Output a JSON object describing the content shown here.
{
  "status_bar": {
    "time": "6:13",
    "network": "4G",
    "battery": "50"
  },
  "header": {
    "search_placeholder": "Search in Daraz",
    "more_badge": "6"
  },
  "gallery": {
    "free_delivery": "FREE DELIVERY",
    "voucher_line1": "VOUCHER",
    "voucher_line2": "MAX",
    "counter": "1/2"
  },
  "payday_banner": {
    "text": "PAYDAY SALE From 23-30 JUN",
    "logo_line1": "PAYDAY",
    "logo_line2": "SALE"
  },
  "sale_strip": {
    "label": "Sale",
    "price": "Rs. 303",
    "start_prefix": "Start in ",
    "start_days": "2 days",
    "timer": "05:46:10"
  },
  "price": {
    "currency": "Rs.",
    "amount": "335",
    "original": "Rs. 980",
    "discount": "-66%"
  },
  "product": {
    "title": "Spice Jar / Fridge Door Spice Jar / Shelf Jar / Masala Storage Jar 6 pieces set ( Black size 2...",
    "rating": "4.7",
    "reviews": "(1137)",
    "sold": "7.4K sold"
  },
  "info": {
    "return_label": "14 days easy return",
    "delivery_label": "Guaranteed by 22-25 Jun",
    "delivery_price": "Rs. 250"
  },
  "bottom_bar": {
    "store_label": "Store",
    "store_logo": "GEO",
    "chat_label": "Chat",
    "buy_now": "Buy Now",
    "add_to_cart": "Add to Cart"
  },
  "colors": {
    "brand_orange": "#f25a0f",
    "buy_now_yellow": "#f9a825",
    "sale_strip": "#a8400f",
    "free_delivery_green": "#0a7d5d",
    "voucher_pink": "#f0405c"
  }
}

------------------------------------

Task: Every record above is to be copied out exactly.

Answer to this exercise:
Output a JSON object describing the content shown here.
{
  "status_bar": {
    "time": "6:13",
    "network": "4G",
    "battery": "50"
  },
  "header": {
    "search_placeholder": "Search in Daraz",
    "more_badge": "6"
  },
  "gallery": {
    "free_delivery": "FREE DELIVERY",
    "voucher_line1": "VOUCHER",
    "voucher_line2": "MAX",
    "counter": "1/2"
  },
  "payday_banner": {
    "text": "PAYDAY SALE From 23-30 JUN",
    "logo_line1": "PAYDAY",
    "logo_line2": "SALE"
  },
  "sale_strip": {
    "label": "Sale",
    "price": "Rs. 303",
    "start_prefix": "Start in ",
    "start_days": "2 days",
    "timer": "05:46:10"
  },
  "price": {
    "currency": "Rs.",
    "amount": "335",
    "original": "Rs. 980",
    "discount": "-66%"
  },
  "product": {
    "title": "Spice Jar / Fridge Door Spice Jar / Shelf Jar / Masala Storage Jar 6 pieces set ( Black size 2...",
    "rating": "4.7",
    "reviews": "(1137)",
    "sold": "7.4K sold"
  },
  "info": {
    "return_label": "14 days easy return",
    "delivery_label": "Guaranteed by 22-25 Jun",
    "delivery_price": "Rs. 250"
  },
  "bottom_bar": {
    "store_label": "Store",
    "store_logo": "GEO",
    "chat_label": "Chat",
    "buy_now": "Buy Now",
    "add_to_cart": "Add to Cart"
  },
  "colors": {
    "brand_orange": "#f25a0f",
    "buy_now_yellow": "#f9a825",
    "sale_strip": "#a8400f",
    "free_delivery_green": "#0a7d5d",
    "voucher_pink": "#f0405c"
  }
}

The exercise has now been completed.